▶ **Required work**
Copy, from the data below, each line that has the word "Rowling".

▶ **Provided records**
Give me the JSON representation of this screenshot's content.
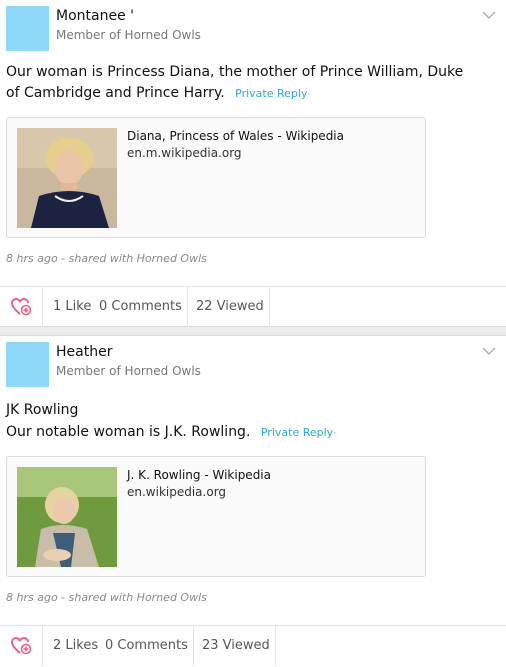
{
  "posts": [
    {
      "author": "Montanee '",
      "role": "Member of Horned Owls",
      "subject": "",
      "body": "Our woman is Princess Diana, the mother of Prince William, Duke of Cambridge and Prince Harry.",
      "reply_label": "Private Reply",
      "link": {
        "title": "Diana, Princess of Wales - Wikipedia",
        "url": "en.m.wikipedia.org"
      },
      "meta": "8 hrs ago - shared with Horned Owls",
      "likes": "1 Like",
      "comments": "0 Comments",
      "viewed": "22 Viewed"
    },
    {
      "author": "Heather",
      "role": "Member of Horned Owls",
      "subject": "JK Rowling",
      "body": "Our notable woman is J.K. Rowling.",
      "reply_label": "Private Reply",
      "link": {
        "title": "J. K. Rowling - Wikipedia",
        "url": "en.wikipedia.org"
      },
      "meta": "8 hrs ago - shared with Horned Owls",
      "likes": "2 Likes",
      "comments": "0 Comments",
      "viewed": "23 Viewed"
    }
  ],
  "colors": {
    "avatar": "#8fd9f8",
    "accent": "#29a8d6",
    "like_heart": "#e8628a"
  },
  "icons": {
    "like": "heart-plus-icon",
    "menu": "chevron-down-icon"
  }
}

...

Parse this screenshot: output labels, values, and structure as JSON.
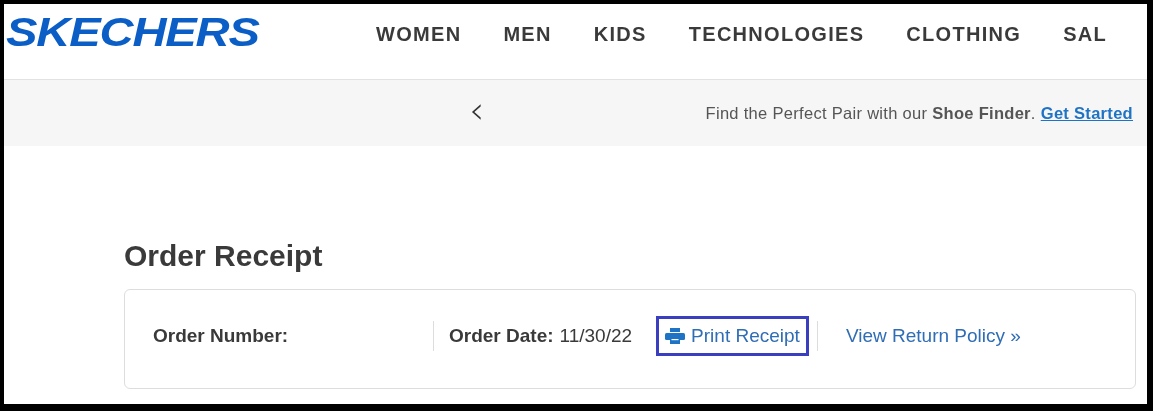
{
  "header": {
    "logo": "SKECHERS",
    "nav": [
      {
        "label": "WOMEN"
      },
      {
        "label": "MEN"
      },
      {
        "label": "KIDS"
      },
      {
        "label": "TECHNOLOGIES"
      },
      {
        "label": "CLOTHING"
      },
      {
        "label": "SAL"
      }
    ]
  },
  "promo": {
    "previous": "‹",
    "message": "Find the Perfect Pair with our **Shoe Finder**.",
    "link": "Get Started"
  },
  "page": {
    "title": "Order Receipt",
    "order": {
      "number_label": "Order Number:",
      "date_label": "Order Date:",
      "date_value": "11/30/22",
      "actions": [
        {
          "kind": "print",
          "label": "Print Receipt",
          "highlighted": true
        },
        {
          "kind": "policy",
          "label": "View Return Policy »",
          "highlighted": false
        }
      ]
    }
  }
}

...

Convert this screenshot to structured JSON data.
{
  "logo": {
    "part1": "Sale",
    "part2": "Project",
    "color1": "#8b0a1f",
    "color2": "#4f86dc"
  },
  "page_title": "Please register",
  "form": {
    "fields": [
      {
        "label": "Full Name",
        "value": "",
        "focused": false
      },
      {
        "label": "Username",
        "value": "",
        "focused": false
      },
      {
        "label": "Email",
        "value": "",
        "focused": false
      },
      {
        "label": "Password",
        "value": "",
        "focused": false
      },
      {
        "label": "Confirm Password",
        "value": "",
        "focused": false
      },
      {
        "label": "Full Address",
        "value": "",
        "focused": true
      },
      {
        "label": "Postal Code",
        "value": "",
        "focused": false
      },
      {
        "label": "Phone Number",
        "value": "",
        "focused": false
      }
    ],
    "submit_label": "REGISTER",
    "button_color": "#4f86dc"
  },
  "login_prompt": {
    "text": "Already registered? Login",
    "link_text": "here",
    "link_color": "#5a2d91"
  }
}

▶ **Answer to the problem**
      "subject": "JK Rowling",
      "body": "Our notable woman is J.K. Rowling.",
        "title": "J. K. Rowling - Wikipedia",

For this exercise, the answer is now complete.